Brief: Everything in the records is to be written out exactly, except the pictures.

^^^^^^^^^^^^^^^^

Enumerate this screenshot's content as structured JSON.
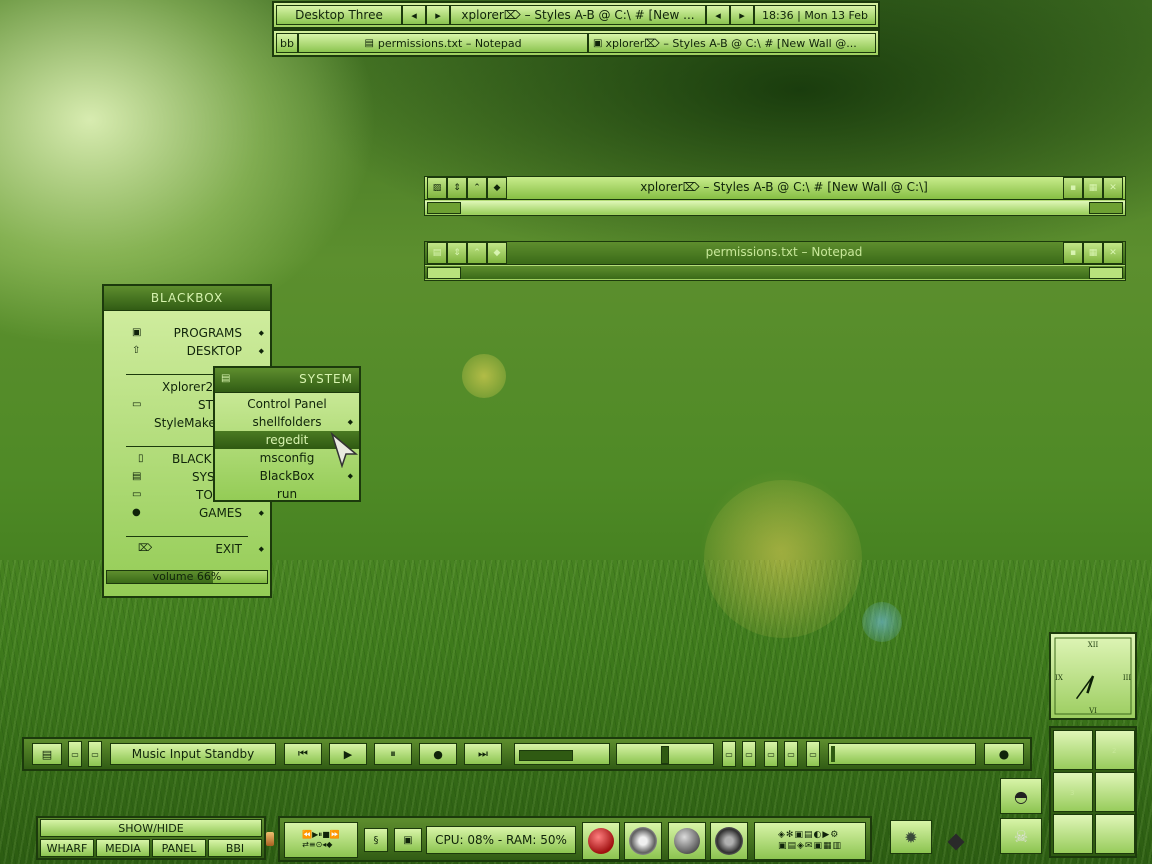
{
  "toolbar": {
    "workspace": "Desktop Three",
    "prev_icon": "triangle-left-icon",
    "next_icon": "triangle-right-icon",
    "window_title": "xplorer⌦ – Styles A-B @ C:\\ # [New ...",
    "clock": "18:36 | Mon 13 Feb"
  },
  "taskbar": {
    "label": "bb",
    "tasks": [
      {
        "label": "permissions.txt – Notepad",
        "icon": "notepad-icon"
      },
      {
        "label": "xplorer⌦ – Styles A-B @ C:\\ # [New Wall @...",
        "icon": "explorer-icon"
      }
    ]
  },
  "window1": {
    "title": "xplorer⌦ – Styles A-B @ C:\\ # [New Wall @ C:\\]",
    "icon": "folder-icon"
  },
  "window2": {
    "title": "permissions.txt – Notepad",
    "icon": "notepad-icon"
  },
  "menu": {
    "title": "BLACKBOX",
    "items": [
      {
        "label": "PROGRAMS",
        "icon": "windows-icon",
        "submenu": true
      },
      {
        "label": "DESKTOP",
        "icon": "arrow-up-icon",
        "submenu": true
      },
      {
        "label": "Xplorer2",
        "icon": "",
        "submenu": false
      },
      {
        "label": "ST",
        "icon": "window-icon",
        "submenu": false
      },
      {
        "label": "StyleMake",
        "icon": "",
        "submenu": false
      },
      {
        "label": "BLACK",
        "icon": "box-icon",
        "submenu": false
      },
      {
        "label": "SYS",
        "icon": "monitor-icon",
        "submenu": false
      },
      {
        "label": "TO",
        "icon": "window-icon",
        "submenu": false
      },
      {
        "label": "GAMES",
        "icon": "alien-icon",
        "submenu": true
      },
      {
        "label": "EXIT",
        "icon": "exit-icon",
        "submenu": true
      }
    ],
    "volume": "volume 66%",
    "volume_level": 0.66
  },
  "submenu": {
    "title": "SYSTEM",
    "icon": "monitor-icon",
    "items": [
      {
        "label": "Control Panel",
        "submenu": false
      },
      {
        "label": "shellfolders",
        "submenu": true
      },
      {
        "label": "regedit",
        "submenu": false,
        "active": true
      },
      {
        "label": "msconfig",
        "submenu": false
      },
      {
        "label": "BlackBox",
        "submenu": true
      },
      {
        "label": "run",
        "submenu": false
      }
    ]
  },
  "clock_widget": {
    "numerals": [
      "XII",
      "III",
      "VI",
      "IX"
    ],
    "hour": 6,
    "minute": 36
  },
  "media": {
    "track": "Music Input Standby",
    "prev_icon": "skip-back-icon",
    "play_icon": "play-icon",
    "pause_icon": "pause-icon",
    "stop_icon": "stop-icon",
    "next_icon": "skip-forward-icon",
    "alien_icon": "alien-icon"
  },
  "pager": {
    "desks": [
      "2",
      "3"
    ]
  },
  "bottom": {
    "show_hide": "SHOW/HIDE",
    "tabs": [
      "WHARF",
      "MEDIA",
      "PANEL",
      "BBI"
    ],
    "cpu": "CPU: 08% - RAM: 50%"
  }
}
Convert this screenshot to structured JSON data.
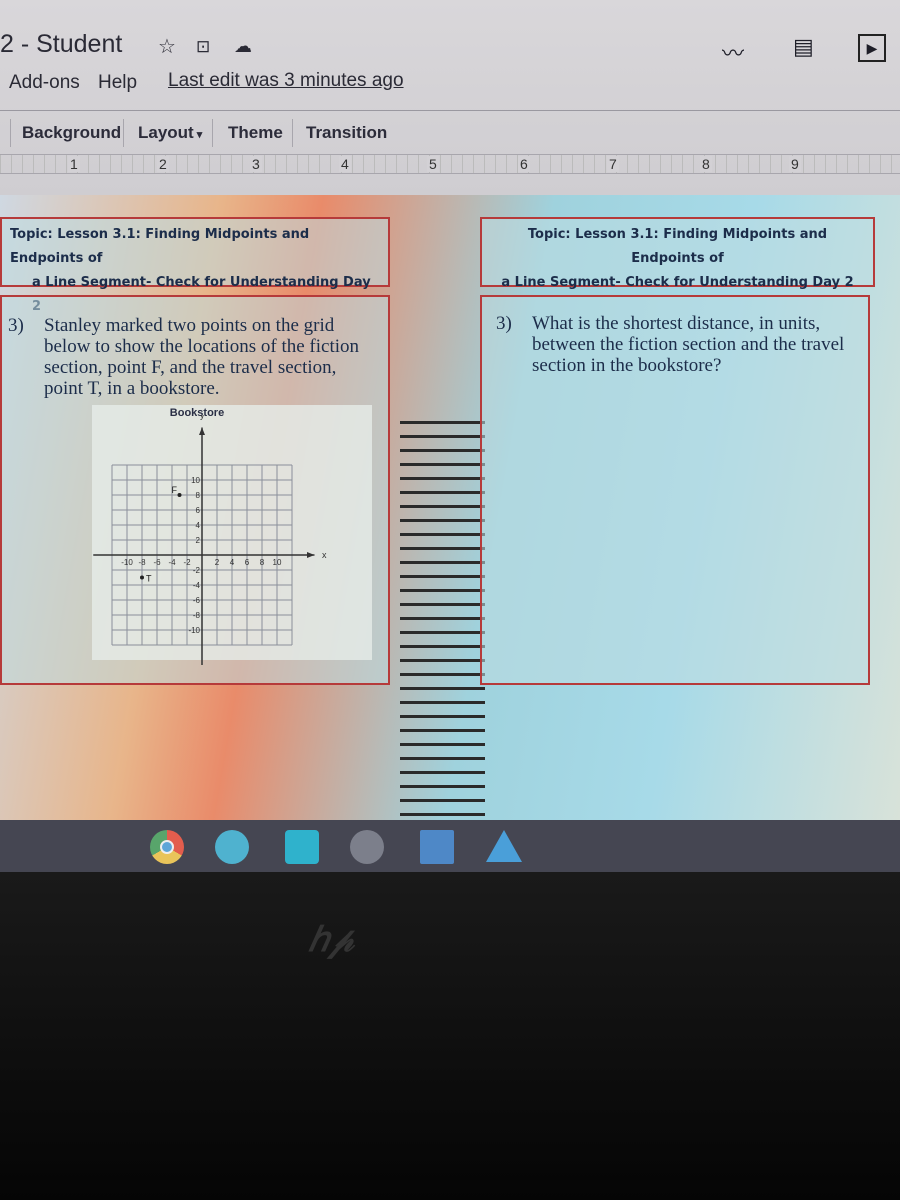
{
  "header": {
    "title": "2 - Student",
    "icons": [
      "star-icon",
      "move-to-folder-icon",
      "cloud-saved-icon"
    ],
    "menu": [
      "Add-ons",
      "Help"
    ],
    "last_edit": "Last edit was 3 minutes ago",
    "right_icons": [
      "activity-trend-icon",
      "comments-icon",
      "present-icon"
    ]
  },
  "toolbar": {
    "background": "Background",
    "layout": "Layout",
    "theme": "Theme",
    "transition": "Transition"
  },
  "ruler": [
    "1",
    "2",
    "3",
    "4",
    "5",
    "6",
    "7",
    "8",
    "9"
  ],
  "slide": {
    "left": {
      "topic_line1": "Topic: Lesson 3.1: Finding Midpoints and Endpoints of",
      "topic_line2": "a Line Segment- Check for Understanding Day 2",
      "qnum": "3)",
      "question": "Stanley marked two points on the grid below to show the locations of the fiction section, point F, and the travel section, point T, in a bookstore.",
      "graph": {
        "title": "Bookstore",
        "xlabel": "x",
        "ylabel": "y",
        "range": [
          -10,
          10
        ],
        "xticks": [
          "-10",
          "-8",
          "-6",
          "-4",
          "-2",
          "2",
          "4",
          "6",
          "8",
          "10"
        ],
        "yticks": [
          "10",
          "8",
          "6",
          "4",
          "2",
          "-2",
          "-4",
          "-6",
          "-8",
          "-10"
        ],
        "points": [
          {
            "label": "F",
            "x": -3,
            "y": 8
          },
          {
            "label": "T",
            "x": -8,
            "y": -3
          }
        ]
      }
    },
    "right": {
      "topic_line1": "Topic: Lesson 3.1: Finding Midpoints and Endpoints of",
      "topic_line2": "a Line Segment- Check for Understanding Day 2",
      "qnum": "3)",
      "question": "What is the shortest distance, in units, between the fiction section and the travel section in the bookstore?"
    }
  },
  "taskbar": {
    "apps": [
      "chrome-icon",
      "video-call-icon",
      "dots-app-icon",
      "camera-icon",
      "game-app-icon",
      "google-drive-icon"
    ]
  },
  "bezel": {
    "logo": "hp"
  }
}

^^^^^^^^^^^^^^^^

Response to this task:
Enumerate this screenshot's content as structured JSON.
{
  "toolbar": {
    "workspace": "Desktop Three",
    "prev_icon": "triangle-left-icon",
    "next_icon": "triangle-right-icon",
    "window_title": "xplorer⌦ – Styles A-B @ C:\\ # [New ...",
    "clock": "18:36 | Mon 13 Feb"
  },
  "taskbar": {
    "label": "bb",
    "tasks": [
      {
        "label": "permissions.txt – Notepad",
        "icon": "notepad-icon"
      },
      {
        "label": "xplorer⌦ – Styles A-B @ C:\\ # [New Wall @...",
        "icon": "explorer-icon"
      }
    ]
  },
  "window1": {
    "title": "xplorer⌦ – Styles A-B @ C:\\ # [New Wall @ C:\\]",
    "icon": "folder-icon"
  },
  "window2": {
    "title": "permissions.txt – Notepad",
    "icon": "notepad-icon"
  },
  "menu": {
    "title": "BLACKBOX",
    "items": [
      {
        "label": "PROGRAMS",
        "icon": "windows-icon",
        "submenu": true
      },
      {
        "label": "DESKTOP",
        "icon": "arrow-up-icon",
        "submenu": true
      },
      {
        "label": "Xplorer2",
        "icon": "",
        "submenu": false
      },
      {
        "label": "ST",
        "icon": "window-icon",
        "submenu": false
      },
      {
        "label": "StyleMake",
        "icon": "",
        "submenu": false
      },
      {
        "label": "BLACK",
        "icon": "box-icon",
        "submenu": false
      },
      {
        "label": "SYS",
        "icon": "monitor-icon",
        "submenu": false
      },
      {
        "label": "TO",
        "icon": "window-icon",
        "submenu": false
      },
      {
        "label": "GAMES",
        "icon": "alien-icon",
        "submenu": true
      },
      {
        "label": "EXIT",
        "icon": "exit-icon",
        "submenu": true
      }
    ],
    "volume": "volume 66%",
    "volume_level": 0.66
  },
  "submenu": {
    "title": "SYSTEM",
    "icon": "monitor-icon",
    "items": [
      {
        "label": "Control Panel",
        "submenu": false
      },
      {
        "label": "shellfolders",
        "submenu": true
      },
      {
        "label": "regedit",
        "submenu": false,
        "active": true
      },
      {
        "label": "msconfig",
        "submenu": false
      },
      {
        "label": "BlackBox",
        "submenu": true
      },
      {
        "label": "run",
        "submenu": false
      }
    ]
  },
  "clock_widget": {
    "numerals": [
      "XII",
      "III",
      "VI",
      "IX"
    ],
    "hour": 6,
    "minute": 36
  },
  "media": {
    "track": "Music Input Standby",
    "prev_icon": "skip-back-icon",
    "play_icon": "play-icon",
    "pause_icon": "pause-icon",
    "stop_icon": "stop-icon",
    "next_icon": "skip-forward-icon",
    "alien_icon": "alien-icon"
  },
  "pager": {
    "desks": [
      "2",
      "3"
    ]
  },
  "bottom": {
    "show_hide": "SHOW/HIDE",
    "tabs": [
      "WHARF",
      "MEDIA",
      "PANEL",
      "BBI"
    ],
    "cpu": "CPU: 08% - RAM: 50%"
  }
}
Convert this screenshot to structured JSON data.
{
  "header": {
    "title": "2 - Student",
    "icons": [
      "star-icon",
      "move-to-folder-icon",
      "cloud-saved-icon"
    ],
    "menu": [
      "Add-ons",
      "Help"
    ],
    "last_edit": "Last edit was 3 minutes ago",
    "right_icons": [
      "activity-trend-icon",
      "comments-icon",
      "present-icon"
    ]
  },
  "toolbar": {
    "background": "Background",
    "layout": "Layout",
    "theme": "Theme",
    "transition": "Transition"
  },
  "ruler": [
    "1",
    "2",
    "3",
    "4",
    "5",
    "6",
    "7",
    "8",
    "9"
  ],
  "slide": {
    "left": {
      "topic_line1": "Topic: Lesson 3.1: Finding Midpoints and Endpoints of",
      "topic_line2": "a Line Segment- Check for Understanding Day 2",
      "qnum": "3)",
      "question": "Stanley marked two points on the grid below to show the locations of the fiction section, point F, and the travel section, point T, in a bookstore.",
      "graph": {
        "title": "Bookstore",
        "xlabel": "x",
        "ylabel": "y",
        "range": [
          -10,
          10
        ],
        "xticks": [
          "-10",
          "-8",
          "-6",
          "-4",
          "-2",
          "2",
          "4",
          "6",
          "8",
          "10"
        ],
        "yticks": [
          "10",
          "8",
          "6",
          "4",
          "2",
          "-2",
          "-4",
          "-6",
          "-8",
          "-10"
        ],
        "points": [
          {
            "label": "F",
            "x": -3,
            "y": 8
          },
          {
            "label": "T",
            "x": -8,
            "y": -3
          }
        ]
      }
    },
    "right": {
      "topic_line1": "Topic: Lesson 3.1: Finding Midpoints and Endpoints of",
      "topic_line2": "a Line Segment- Check for Understanding Day 2",
      "qnum": "3)",
      "question": "What is the shortest distance, in units, between the fiction section and the travel section in the bookstore?"
    }
  },
  "taskbar": {
    "apps": [
      "chrome-icon",
      "video-call-icon",
      "dots-app-icon",
      "camera-icon",
      "game-app-icon",
      "google-drive-icon"
    ]
  },
  "bezel": {
    "logo": "hp"
  }
}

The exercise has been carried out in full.